Calumets bakery has made a name for itself in Italy by catering to the most popular of the country’s bakeries, but is it actually a bakery mafia?

It’s a fair question, given the current political climate and the fact that both sides in the current bakery war have their own bakeries and other bakery companies in the capital. 

While the owners of the three Calumetts bakeries (Calumet, Montauban, and L’Auberge) have been in business for years, the Bakery Mob has emerged in recent years as one of the most powerful factions within the bakery business, and is believed to be responsible for a considerable portion of the €1.2 billion in turnover made in Italy last year. 

Bakers who sell to the mob include the likes of Fabio Gazzarini, Roberto Valli, and Paolo De Pasquale. 

The bakery mob is known for its ability to intimidate, blackmail, and force businesses to close their doors, but there’s little evidence that this type of activity has ever been attempted in the history of Italy, although it’s worth pointing out that in 2011, the government declared a new ‘bakery mafia’ that was comprised of both ‘lawyers’ and ‘mobsters’, a move that came as a shock to many Italians. 

So, if you’re looking for a bakery that’s been targeted by the mafia, look no further than Calumette Bakery.

The company was established in 1998 by Francesco Calumari, who had previously worked for the Bologna Breadshop and was known for his strong support for the local food market. 

Since then, Calumettes bakery has become one of Italy’s best-known and most well-loved. 

In 2011, it won the Best Bakery in Italy’s Golden Jubilee Year for the third year in a row. 

However, it wasn’t long before the Baker Mob found its way into the bakery. 

During the 2011 Golden Jubilee, a mob of 50 to 70 attend a bakery conference at La Salle and a group of armed bakers attacked a Calumette bakery in L’Italia, killing five people, including one of Calumetta’s owners. 

They also robbed the bakery of €300,000, which led to the closure of the company. 

As a result of the incident, Italian Prime Minister Matteo Renzi declared the Golden Jubilees year-end anniversary celebration a day earlier than usual. 

With the new mafia, Calums bakery has seen its share of troubles.

In 2013, Calamities bakery was the target of a large-scale mob attack in Milan, where one of its attendants was stabbed to death. 

On the same day, the mob attacked a L’Itale bakery, and was also responsible for the robbery of the shop in 2012. 
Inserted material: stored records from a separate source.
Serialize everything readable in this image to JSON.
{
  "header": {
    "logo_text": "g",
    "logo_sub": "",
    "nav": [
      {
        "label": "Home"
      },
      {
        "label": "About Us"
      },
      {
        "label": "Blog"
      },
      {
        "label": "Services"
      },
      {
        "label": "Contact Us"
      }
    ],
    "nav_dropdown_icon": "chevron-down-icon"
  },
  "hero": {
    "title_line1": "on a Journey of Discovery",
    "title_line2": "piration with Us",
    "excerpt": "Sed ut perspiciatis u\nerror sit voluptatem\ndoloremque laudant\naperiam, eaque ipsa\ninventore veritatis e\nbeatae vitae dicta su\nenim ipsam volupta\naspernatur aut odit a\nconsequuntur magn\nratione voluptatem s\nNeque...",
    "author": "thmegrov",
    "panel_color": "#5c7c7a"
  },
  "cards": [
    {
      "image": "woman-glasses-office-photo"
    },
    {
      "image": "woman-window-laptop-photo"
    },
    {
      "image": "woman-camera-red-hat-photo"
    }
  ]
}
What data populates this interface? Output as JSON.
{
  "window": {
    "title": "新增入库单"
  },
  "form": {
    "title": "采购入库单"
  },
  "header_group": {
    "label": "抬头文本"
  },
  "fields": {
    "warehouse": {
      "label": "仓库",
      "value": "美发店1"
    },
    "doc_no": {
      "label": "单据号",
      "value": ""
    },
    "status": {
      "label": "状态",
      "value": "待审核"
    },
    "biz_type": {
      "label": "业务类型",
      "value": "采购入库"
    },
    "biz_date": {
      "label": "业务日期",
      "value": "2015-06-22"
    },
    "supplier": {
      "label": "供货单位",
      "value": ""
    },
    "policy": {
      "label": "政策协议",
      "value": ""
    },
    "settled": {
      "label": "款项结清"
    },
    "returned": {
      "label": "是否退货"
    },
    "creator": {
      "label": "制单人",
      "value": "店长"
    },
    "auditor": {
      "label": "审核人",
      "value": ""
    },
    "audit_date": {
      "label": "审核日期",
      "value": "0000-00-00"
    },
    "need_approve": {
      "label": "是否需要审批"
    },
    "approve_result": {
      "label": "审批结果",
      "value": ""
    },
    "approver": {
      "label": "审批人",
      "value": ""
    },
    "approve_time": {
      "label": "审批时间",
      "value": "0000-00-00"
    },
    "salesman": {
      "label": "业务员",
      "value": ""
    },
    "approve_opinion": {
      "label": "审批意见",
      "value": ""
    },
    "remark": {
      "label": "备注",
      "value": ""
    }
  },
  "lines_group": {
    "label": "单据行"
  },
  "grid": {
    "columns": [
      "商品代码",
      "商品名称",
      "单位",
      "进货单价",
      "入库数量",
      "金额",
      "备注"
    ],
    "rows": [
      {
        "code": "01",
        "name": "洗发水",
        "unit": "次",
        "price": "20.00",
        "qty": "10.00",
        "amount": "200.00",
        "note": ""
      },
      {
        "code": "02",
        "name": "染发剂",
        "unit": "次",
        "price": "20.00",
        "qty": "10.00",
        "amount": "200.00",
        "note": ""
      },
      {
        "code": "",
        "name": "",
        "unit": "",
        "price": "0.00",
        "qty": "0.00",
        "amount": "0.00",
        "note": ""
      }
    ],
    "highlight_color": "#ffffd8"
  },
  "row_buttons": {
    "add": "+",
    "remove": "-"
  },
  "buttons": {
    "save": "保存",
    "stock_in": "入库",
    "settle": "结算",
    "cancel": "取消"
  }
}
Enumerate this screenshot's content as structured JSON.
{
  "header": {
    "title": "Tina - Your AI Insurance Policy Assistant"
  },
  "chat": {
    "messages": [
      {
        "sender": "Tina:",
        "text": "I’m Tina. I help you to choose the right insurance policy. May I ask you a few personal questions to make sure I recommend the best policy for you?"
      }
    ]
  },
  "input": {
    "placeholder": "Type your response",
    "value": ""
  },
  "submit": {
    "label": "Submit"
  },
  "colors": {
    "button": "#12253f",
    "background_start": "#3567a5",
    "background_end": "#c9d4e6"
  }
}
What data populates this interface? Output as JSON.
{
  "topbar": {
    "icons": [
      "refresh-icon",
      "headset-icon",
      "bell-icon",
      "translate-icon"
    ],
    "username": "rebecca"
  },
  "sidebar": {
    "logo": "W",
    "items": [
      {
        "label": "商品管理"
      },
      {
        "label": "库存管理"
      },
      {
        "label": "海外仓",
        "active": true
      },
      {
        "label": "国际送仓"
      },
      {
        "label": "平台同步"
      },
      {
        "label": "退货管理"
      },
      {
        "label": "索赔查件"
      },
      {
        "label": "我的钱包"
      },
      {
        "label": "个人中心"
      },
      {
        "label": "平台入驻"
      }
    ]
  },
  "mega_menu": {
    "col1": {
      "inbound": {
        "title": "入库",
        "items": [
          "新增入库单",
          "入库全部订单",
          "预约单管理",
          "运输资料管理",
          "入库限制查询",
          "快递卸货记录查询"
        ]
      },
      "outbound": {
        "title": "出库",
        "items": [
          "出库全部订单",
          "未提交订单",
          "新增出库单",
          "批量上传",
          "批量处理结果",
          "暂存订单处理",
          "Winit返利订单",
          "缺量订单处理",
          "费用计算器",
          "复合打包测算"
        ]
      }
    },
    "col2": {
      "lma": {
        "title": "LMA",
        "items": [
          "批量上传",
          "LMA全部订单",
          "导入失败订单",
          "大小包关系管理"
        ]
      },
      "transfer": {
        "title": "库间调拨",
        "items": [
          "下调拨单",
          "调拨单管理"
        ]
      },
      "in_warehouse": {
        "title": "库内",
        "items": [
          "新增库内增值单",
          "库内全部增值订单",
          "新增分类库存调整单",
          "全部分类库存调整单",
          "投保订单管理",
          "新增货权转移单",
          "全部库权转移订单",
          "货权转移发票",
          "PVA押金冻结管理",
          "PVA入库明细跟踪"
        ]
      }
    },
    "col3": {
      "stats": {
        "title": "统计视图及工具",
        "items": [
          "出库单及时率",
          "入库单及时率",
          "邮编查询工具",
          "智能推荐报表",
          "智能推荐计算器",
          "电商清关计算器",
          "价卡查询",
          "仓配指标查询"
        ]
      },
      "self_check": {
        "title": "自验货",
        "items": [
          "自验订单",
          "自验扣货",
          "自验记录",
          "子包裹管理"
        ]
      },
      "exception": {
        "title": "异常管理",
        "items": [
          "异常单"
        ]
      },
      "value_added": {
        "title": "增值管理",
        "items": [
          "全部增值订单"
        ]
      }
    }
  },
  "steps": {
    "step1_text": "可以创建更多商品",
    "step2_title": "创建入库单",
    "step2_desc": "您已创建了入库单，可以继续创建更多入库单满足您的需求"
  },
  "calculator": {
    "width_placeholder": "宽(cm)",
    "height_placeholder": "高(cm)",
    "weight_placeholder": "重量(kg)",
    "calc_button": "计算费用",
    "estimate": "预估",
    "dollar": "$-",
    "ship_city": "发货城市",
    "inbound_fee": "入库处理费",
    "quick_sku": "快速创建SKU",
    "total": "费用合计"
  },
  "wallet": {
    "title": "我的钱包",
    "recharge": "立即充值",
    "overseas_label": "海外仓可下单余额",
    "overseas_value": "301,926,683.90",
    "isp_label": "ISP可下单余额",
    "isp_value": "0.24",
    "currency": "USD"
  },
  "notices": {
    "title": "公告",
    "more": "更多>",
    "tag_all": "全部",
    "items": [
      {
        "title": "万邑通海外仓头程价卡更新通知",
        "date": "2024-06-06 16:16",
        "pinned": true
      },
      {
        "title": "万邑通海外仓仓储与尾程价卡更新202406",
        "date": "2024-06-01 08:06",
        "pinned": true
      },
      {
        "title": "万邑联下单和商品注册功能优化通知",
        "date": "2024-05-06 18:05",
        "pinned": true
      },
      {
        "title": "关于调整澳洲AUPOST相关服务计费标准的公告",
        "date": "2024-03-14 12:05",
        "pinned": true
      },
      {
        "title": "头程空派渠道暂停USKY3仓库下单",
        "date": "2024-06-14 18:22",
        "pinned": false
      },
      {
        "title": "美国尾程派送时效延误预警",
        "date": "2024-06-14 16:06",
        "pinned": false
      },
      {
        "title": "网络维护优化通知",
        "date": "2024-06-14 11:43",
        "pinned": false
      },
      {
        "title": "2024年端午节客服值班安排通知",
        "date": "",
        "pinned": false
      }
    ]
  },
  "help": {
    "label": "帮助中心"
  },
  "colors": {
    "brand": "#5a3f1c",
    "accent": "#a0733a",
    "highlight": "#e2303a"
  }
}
Last year, a gang of 80 to 100 attends a  Bakers Guild meeting at the Sardo barrels in Loliet in order to celebrate the 50th anniversary of the opening of Calamitas bakery.

In April 2016, the bakery was targeted by a gang with 30 to 40 attenders in Turin. There was little to no damage to Calumett but the bakery suffered a loss of about €200,000 in turnover due to the incident. 

According to Italian media, the current crop of mafia members in Italy are largely from the small town of Lino di Verona near Rome. 

It’s possible that this group will eventually turn on the bakeries that they have been targeting, but it seems unlikely that they will make any real headway against the current mafia.

It’s also worth noting that the Calumettinga family has had its own baking business in Italy for years. 

 The Bakes dei Schenci is a bakery chain that has been in operation for more than 40 years, and it’s the third oldest bakeries in Italy. 

Despite this, Baks dei has recently been hit by several high-profile incidents, including a similar-sized mob attack on a Baked Goods store in Milan that left four people injured. 

This time, however, the mob attended the Baked Goods meeting in Turin and began to threaten the bakery with the use of weapons and explosives. 

Italian police reported that a member of the mob used a hammer and a gun to